[Saved data entries]
____________________

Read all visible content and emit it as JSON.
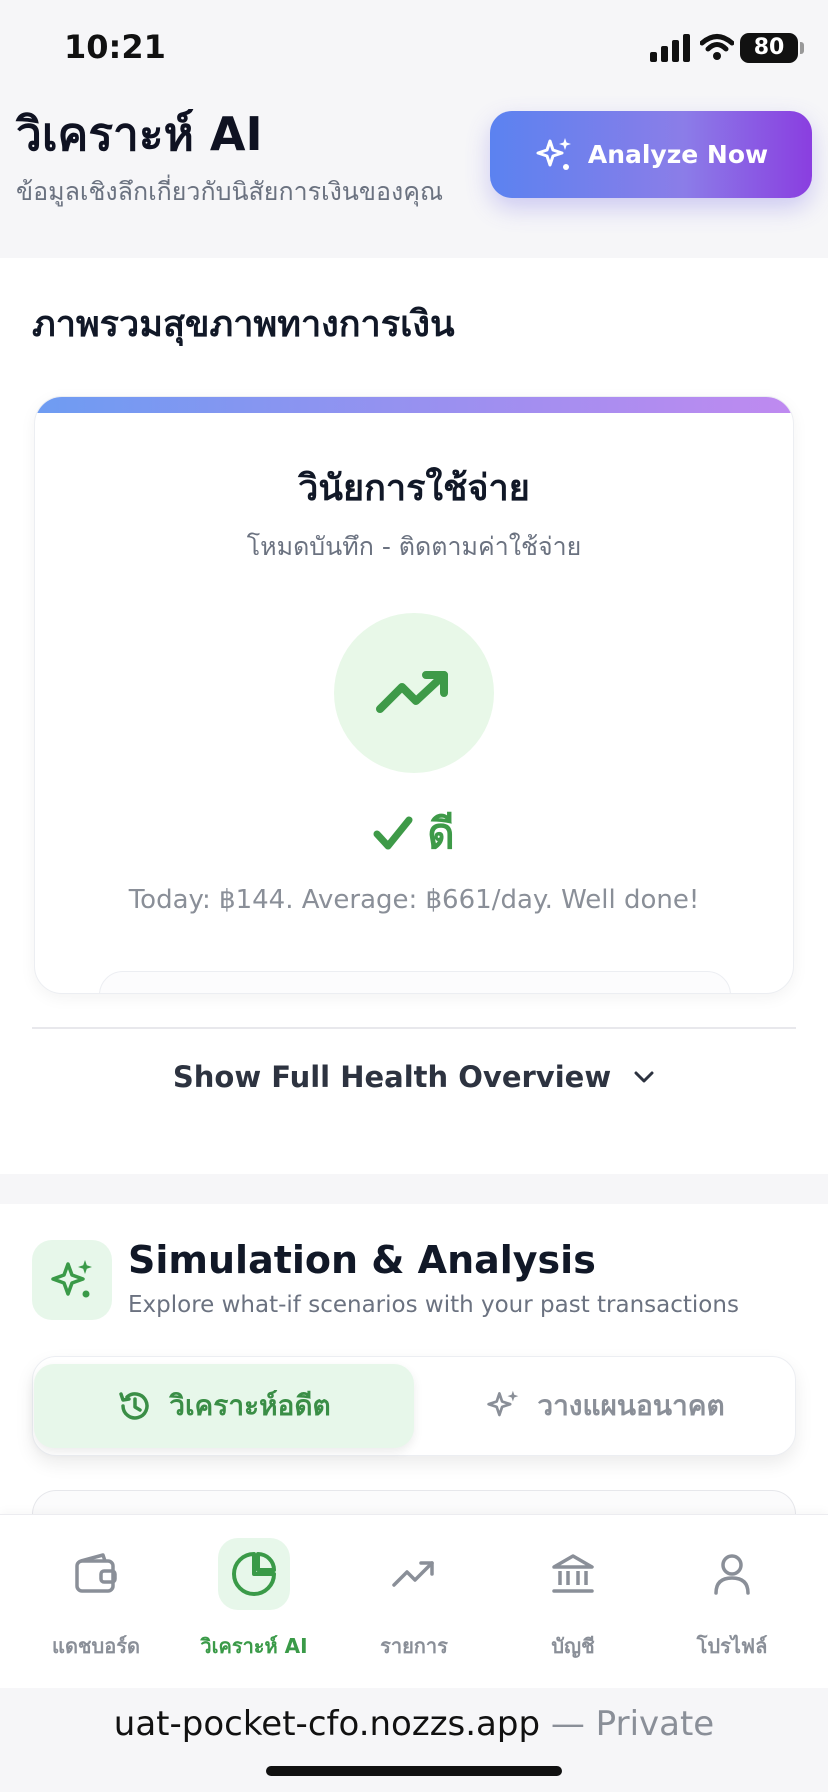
{
  "status_bar": {
    "time": "10:21",
    "battery": "80"
  },
  "header": {
    "title": "วิเคราะห์ AI",
    "subtitle": "ข้อมูลเชิงลึกเกี่ยวกับนิสัยการเงินของคุณ",
    "analyze_button": "Analyze Now"
  },
  "health": {
    "section_title": "ภาพรวมสุขภาพทางการเงิน",
    "card": {
      "title": "วินัยการใช้จ่าย",
      "subtitle": "โหมดบันทึก - ติดตามค่าใช้จ่าย",
      "icon": "trending-up-icon",
      "status_label": "ดี",
      "message": "Today: ฿144. Average: ฿661/day. Well done!"
    },
    "show_full_label": "Show Full Health Overview"
  },
  "simulation": {
    "title": "Simulation & Analysis",
    "subtitle": "Explore what-if scenarios with your past transactions",
    "tabs": [
      {
        "label": "วิเคราะห์อดีต",
        "icon": "history-icon",
        "active": true
      },
      {
        "label": "วางแผนอนาคต",
        "icon": "sparkles-icon",
        "active": false
      }
    ]
  },
  "bottom_nav": [
    {
      "label": "แดชบอร์ด",
      "icon": "wallet-icon",
      "active": false
    },
    {
      "label": "วิเคราะห์ AI",
      "icon": "pie-chart-icon",
      "active": true
    },
    {
      "label": "รายการ",
      "icon": "trending-up-icon",
      "active": false
    },
    {
      "label": "บัญชี",
      "icon": "bank-icon",
      "active": false
    },
    {
      "label": "โปรไฟล์",
      "icon": "user-icon",
      "active": false
    }
  ],
  "browser": {
    "url": "uat-pocket-cfo.nozzs.app",
    "suffix": "— Private"
  },
  "colors": {
    "accent_green": "#3a9a48",
    "gradient_start": "#5b82f0",
    "gradient_end": "#8a3ee0"
  }
}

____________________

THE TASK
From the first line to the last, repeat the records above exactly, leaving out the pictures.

EXERCISE RESULT
Read all visible content and emit it as JSON.
{
  "status_bar": {
    "time": "10:21",
    "battery": "80"
  },
  "header": {
    "title": "วิเคราะห์ AI",
    "subtitle": "ข้อมูลเชิงลึกเกี่ยวกับนิสัยการเงินของคุณ",
    "analyze_button": "Analyze Now"
  },
  "health": {
    "section_title": "ภาพรวมสุขภาพทางการเงิน",
    "card": {
      "title": "วินัยการใช้จ่าย",
      "subtitle": "โหมดบันทึก - ติดตามค่าใช้จ่าย",
      "icon": "trending-up-icon",
      "status_label": "ดี",
      "message": "Today: ฿144. Average: ฿661/day. Well done!"
    },
    "show_full_label": "Show Full Health Overview"
  },
  "simulation": {
    "title": "Simulation & Analysis",
    "subtitle": "Explore what-if scenarios with your past transactions",
    "tabs": [
      {
        "label": "วิเคราะห์อดีต",
        "icon": "history-icon",
        "active": true
      },
      {
        "label": "วางแผนอนาคต",
        "icon": "sparkles-icon",
        "active": false
      }
    ]
  },
  "bottom_nav": [
    {
      "label": "แดชบอร์ด",
      "icon": "wallet-icon",
      "active": false
    },
    {
      "label": "วิเคราะห์ AI",
      "icon": "pie-chart-icon",
      "active": true
    },
    {
      "label": "รายการ",
      "icon": "trending-up-icon",
      "active": false
    },
    {
      "label": "บัญชี",
      "icon": "bank-icon",
      "active": false
    },
    {
      "label": "โปรไฟล์",
      "icon": "user-icon",
      "active": false
    }
  ],
  "browser": {
    "url": "uat-pocket-cfo.nozzs.app",
    "suffix": "— Private"
  },
  "colors": {
    "accent_green": "#3a9a48",
    "gradient_start": "#5b82f0",
    "gradient_end": "#8a3ee0"
  }
}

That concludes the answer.